Prompt
Every record must appear in your reply exactly as written.

══ Exercise input ══

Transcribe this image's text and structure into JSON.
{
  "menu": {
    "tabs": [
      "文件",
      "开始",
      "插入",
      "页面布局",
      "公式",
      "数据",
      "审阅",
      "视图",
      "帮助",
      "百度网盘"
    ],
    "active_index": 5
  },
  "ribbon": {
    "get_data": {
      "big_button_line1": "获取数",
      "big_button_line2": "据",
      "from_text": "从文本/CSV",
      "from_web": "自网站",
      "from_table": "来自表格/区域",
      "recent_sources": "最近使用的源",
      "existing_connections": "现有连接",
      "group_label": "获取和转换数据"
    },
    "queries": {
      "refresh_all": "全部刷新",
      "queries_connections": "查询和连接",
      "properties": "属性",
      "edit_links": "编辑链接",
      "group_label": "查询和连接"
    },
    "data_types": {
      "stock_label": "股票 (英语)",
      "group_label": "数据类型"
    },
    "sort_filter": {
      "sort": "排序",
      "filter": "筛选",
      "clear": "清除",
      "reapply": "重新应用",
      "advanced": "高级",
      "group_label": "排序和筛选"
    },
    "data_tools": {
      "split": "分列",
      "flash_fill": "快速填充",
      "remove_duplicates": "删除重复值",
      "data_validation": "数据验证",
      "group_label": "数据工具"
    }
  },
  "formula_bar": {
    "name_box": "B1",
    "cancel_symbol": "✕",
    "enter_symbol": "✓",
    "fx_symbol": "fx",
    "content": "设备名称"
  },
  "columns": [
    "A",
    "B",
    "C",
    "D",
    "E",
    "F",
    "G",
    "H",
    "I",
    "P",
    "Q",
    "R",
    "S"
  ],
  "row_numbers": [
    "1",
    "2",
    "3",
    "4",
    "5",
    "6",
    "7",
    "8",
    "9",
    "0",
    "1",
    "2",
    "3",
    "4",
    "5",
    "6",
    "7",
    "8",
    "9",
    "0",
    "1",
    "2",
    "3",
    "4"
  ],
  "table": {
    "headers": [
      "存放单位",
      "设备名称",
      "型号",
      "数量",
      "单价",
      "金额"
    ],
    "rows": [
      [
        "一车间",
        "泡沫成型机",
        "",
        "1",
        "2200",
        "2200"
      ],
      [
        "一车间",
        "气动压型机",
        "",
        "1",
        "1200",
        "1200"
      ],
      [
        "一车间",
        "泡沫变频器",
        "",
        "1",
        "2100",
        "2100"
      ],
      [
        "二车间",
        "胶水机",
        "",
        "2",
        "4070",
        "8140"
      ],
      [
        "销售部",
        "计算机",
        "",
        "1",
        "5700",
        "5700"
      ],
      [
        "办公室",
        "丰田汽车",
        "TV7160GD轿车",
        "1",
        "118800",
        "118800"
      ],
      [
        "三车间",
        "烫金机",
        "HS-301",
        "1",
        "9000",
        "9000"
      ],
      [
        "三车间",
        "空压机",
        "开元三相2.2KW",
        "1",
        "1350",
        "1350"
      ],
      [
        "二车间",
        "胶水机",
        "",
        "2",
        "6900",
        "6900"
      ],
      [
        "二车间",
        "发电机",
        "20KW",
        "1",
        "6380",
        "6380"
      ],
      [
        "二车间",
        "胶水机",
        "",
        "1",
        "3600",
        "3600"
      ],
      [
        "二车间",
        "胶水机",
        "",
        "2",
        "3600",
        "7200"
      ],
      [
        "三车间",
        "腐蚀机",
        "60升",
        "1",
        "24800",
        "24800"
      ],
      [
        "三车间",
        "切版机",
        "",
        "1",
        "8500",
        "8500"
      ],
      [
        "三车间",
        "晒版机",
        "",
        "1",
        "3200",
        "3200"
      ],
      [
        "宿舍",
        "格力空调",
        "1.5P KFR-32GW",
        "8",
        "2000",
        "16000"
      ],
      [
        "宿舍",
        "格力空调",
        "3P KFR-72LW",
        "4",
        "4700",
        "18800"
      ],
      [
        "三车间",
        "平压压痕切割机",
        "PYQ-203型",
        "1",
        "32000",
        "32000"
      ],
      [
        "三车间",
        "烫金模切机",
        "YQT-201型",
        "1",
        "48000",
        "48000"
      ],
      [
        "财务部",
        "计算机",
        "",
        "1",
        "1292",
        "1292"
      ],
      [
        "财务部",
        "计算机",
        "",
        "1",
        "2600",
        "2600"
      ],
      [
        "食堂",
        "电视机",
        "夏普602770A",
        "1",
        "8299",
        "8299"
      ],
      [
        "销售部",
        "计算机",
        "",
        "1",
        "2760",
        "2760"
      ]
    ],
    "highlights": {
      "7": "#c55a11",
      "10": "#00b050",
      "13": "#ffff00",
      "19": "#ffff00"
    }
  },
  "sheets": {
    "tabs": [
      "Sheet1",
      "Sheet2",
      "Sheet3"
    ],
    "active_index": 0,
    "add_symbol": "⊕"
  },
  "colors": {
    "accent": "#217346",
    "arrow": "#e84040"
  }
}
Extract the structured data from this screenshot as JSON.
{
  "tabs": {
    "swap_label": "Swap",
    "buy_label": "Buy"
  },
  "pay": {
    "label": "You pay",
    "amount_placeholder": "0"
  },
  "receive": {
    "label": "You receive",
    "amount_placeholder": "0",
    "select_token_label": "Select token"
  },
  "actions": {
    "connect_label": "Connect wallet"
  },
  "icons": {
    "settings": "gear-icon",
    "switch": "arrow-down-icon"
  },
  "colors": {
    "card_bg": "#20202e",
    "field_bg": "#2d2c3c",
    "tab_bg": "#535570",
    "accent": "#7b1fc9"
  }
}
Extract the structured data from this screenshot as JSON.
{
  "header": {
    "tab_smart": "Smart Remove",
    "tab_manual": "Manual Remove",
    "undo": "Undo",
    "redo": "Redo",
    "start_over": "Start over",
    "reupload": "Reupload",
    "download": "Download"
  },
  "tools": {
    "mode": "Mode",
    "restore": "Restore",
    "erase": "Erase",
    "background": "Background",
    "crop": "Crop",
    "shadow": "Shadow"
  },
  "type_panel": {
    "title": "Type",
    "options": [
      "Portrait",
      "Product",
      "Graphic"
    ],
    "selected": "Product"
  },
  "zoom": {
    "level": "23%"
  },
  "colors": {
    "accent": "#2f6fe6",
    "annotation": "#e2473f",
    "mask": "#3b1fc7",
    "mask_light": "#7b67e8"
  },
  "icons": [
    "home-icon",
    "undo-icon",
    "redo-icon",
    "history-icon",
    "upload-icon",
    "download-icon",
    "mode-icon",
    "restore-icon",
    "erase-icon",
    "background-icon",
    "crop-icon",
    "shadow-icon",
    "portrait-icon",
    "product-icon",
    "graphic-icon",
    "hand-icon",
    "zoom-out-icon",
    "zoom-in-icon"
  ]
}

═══

Exercise response
Transcribe this image's text and structure into JSON.
{
  "menu": {
    "tabs": [
      "文件",
      "开始",
      "插入",
      "页面布局",
      "公式",
      "数据",
      "审阅",
      "视图",
      "帮助",
      "百度网盘"
    ],
    "active_index": 5
  },
  "ribbon": {
    "get_data": {
      "big_button_line1": "获取数",
      "big_button_line2": "据",
      "from_text": "从文本/CSV",
      "from_web": "自网站",
      "from_table": "来自表格/区域",
      "recent_sources": "最近使用的源",
      "existing_connections": "现有连接",
      "group_label": "获取和转换数据"
    },
    "queries": {
      "refresh_all": "全部刷新",
      "queries_connections": "查询和连接",
      "properties": "属性",
      "edit_links": "编辑链接",
      "group_label": "查询和连接"
    },
    "data_types": {
      "stock_label": "股票 (英语)",
      "group_label": "数据类型"
    },
    "sort_filter": {
      "sort": "排序",
      "filter": "筛选",
      "clear": "清除",
      "reapply": "重新应用",
      "advanced": "高级",
      "group_label": "排序和筛选"
    },
    "data_tools": {
      "split": "分列",
      "flash_fill": "快速填充",
      "remove_duplicates": "删除重复值",
      "data_validation": "数据验证",
      "group_label": "数据工具"
    }
  },
  "formula_bar": {
    "name_box": "B1",
    "cancel_symbol": "✕",
    "enter_symbol": "✓",
    "fx_symbol": "fx",
    "content": "设备名称"
  },
  "columns": [
    "A",
    "B",
    "C",
    "D",
    "E",
    "F",
    "G",
    "H",
    "I",
    "P",
    "Q",
    "R",
    "S"
  ],
  "row_numbers": [
    "1",
    "2",
    "3",
    "4",
    "5",
    "6",
    "7",
    "8",
    "9",
    "0",
    "1",
    "2",
    "3",
    "4",
    "5",
    "6",
    "7",
    "8",
    "9",
    "0",
    "1",
    "2",
    "3",
    "4"
  ],
  "table": {
    "headers": [
      "存放单位",
      "设备名称",
      "型号",
      "数量",
      "单价",
      "金额"
    ],
    "rows": [
      [
        "一车间",
        "泡沫成型机",
        "",
        "1",
        "2200",
        "2200"
      ],
      [
        "一车间",
        "气动压型机",
        "",
        "1",
        "1200",
        "1200"
      ],
      [
        "一车间",
        "泡沫变频器",
        "",
        "1",
        "2100",
        "2100"
      ],
      [
        "二车间",
        "胶水机",
        "",
        "2",
        "4070",
        "8140"
      ],
      [
        "销售部",
        "计算机",
        "",
        "1",
        "5700",
        "5700"
      ],
      [
        "办公室",
        "丰田汽车",
        "TV7160GD轿车",
        "1",
        "118800",
        "118800"
      ],
      [
        "三车间",
        "烫金机",
        "HS-301",
        "1",
        "9000",
        "9000"
      ],
      [
        "三车间",
        "空压机",
        "开元三相2.2KW",
        "1",
        "1350",
        "1350"
      ],
      [
        "二车间",
        "胶水机",
        "",
        "2",
        "6900",
        "6900"
      ],
      [
        "二车间",
        "发电机",
        "20KW",
        "1",
        "6380",
        "6380"
      ],
      [
        "二车间",
        "胶水机",
        "",
        "1",
        "3600",
        "3600"
      ],
      [
        "二车间",
        "胶水机",
        "",
        "2",
        "3600",
        "7200"
      ],
      [
        "三车间",
        "腐蚀机",
        "60升",
        "1",
        "24800",
        "24800"
      ],
      [
        "三车间",
        "切版机",
        "",
        "1",
        "8500",
        "8500"
      ],
      [
        "三车间",
        "晒版机",
        "",
        "1",
        "3200",
        "3200"
      ],
      [
        "宿舍",
        "格力空调",
        "1.5P KFR-32GW",
        "8",
        "2000",
        "16000"
      ],
      [
        "宿舍",
        "格力空调",
        "3P KFR-72LW",
        "4",
        "4700",
        "18800"
      ],
      [
        "三车间",
        "平压压痕切割机",
        "PYQ-203型",
        "1",
        "32000",
        "32000"
      ],
      [
        "三车间",
        "烫金模切机",
        "YQT-201型",
        "1",
        "48000",
        "48000"
      ],
      [
        "财务部",
        "计算机",
        "",
        "1",
        "1292",
        "1292"
      ],
      [
        "财务部",
        "计算机",
        "",
        "1",
        "2600",
        "2600"
      ],
      [
        "食堂",
        "电视机",
        "夏普602770A",
        "1",
        "8299",
        "8299"
      ],
      [
        "销售部",
        "计算机",
        "",
        "1",
        "2760",
        "2760"
      ]
    ],
    "highlights": {
      "7": "#c55a11",
      "10": "#00b050",
      "13": "#ffff00",
      "19": "#ffff00"
    }
  },
  "sheets": {
    "tabs": [
      "Sheet1",
      "Sheet2",
      "Sheet3"
    ],
    "active_index": 0,
    "add_symbol": "⊕"
  },
  "colors": {
    "accent": "#217346",
    "arrow": "#e84040"
  }
}
Extract the structured data from this screenshot as JSON.
{
  "tabs": {
    "swap_label": "Swap",
    "buy_label": "Buy"
  },
  "pay": {
    "label": "You pay",
    "amount_placeholder": "0"
  },
  "receive": {
    "label": "You receive",
    "amount_placeholder": "0",
    "select_token_label": "Select token"
  },
  "actions": {
    "connect_label": "Connect wallet"
  },
  "icons": {
    "settings": "gear-icon",
    "switch": "arrow-down-icon"
  },
  "colors": {
    "card_bg": "#20202e",
    "field_bg": "#2d2c3c",
    "tab_bg": "#535570",
    "accent": "#7b1fc9"
  }
}
Extract the structured data from this screenshot as JSON.
{
  "header": {
    "tab_smart": "Smart Remove",
    "tab_manual": "Manual Remove",
    "undo": "Undo",
    "redo": "Redo",
    "start_over": "Start over",
    "reupload": "Reupload",
    "download": "Download"
  },
  "tools": {
    "mode": "Mode",
    "restore": "Restore",
    "erase": "Erase",
    "background": "Background",
    "crop": "Crop",
    "shadow": "Shadow"
  },
  "type_panel": {
    "title": "Type",
    "options": [
      "Portrait",
      "Product",
      "Graphic"
    ],
    "selected": "Product"
  },
  "zoom": {
    "level": "23%"
  },
  "colors": {
    "accent": "#2f6fe6",
    "annotation": "#e2473f",
    "mask": "#3b1fc7",
    "mask_light": "#7b67e8"
  },
  "icons": [
    "home-icon",
    "undo-icon",
    "redo-icon",
    "history-icon",
    "upload-icon",
    "download-icon",
    "mode-icon",
    "restore-icon",
    "erase-icon",
    "background-icon",
    "crop-icon",
    "shadow-icon",
    "portrait-icon",
    "product-icon",
    "graphic-icon",
    "hand-icon",
    "zoom-out-icon",
    "zoom-in-icon"
  ]
}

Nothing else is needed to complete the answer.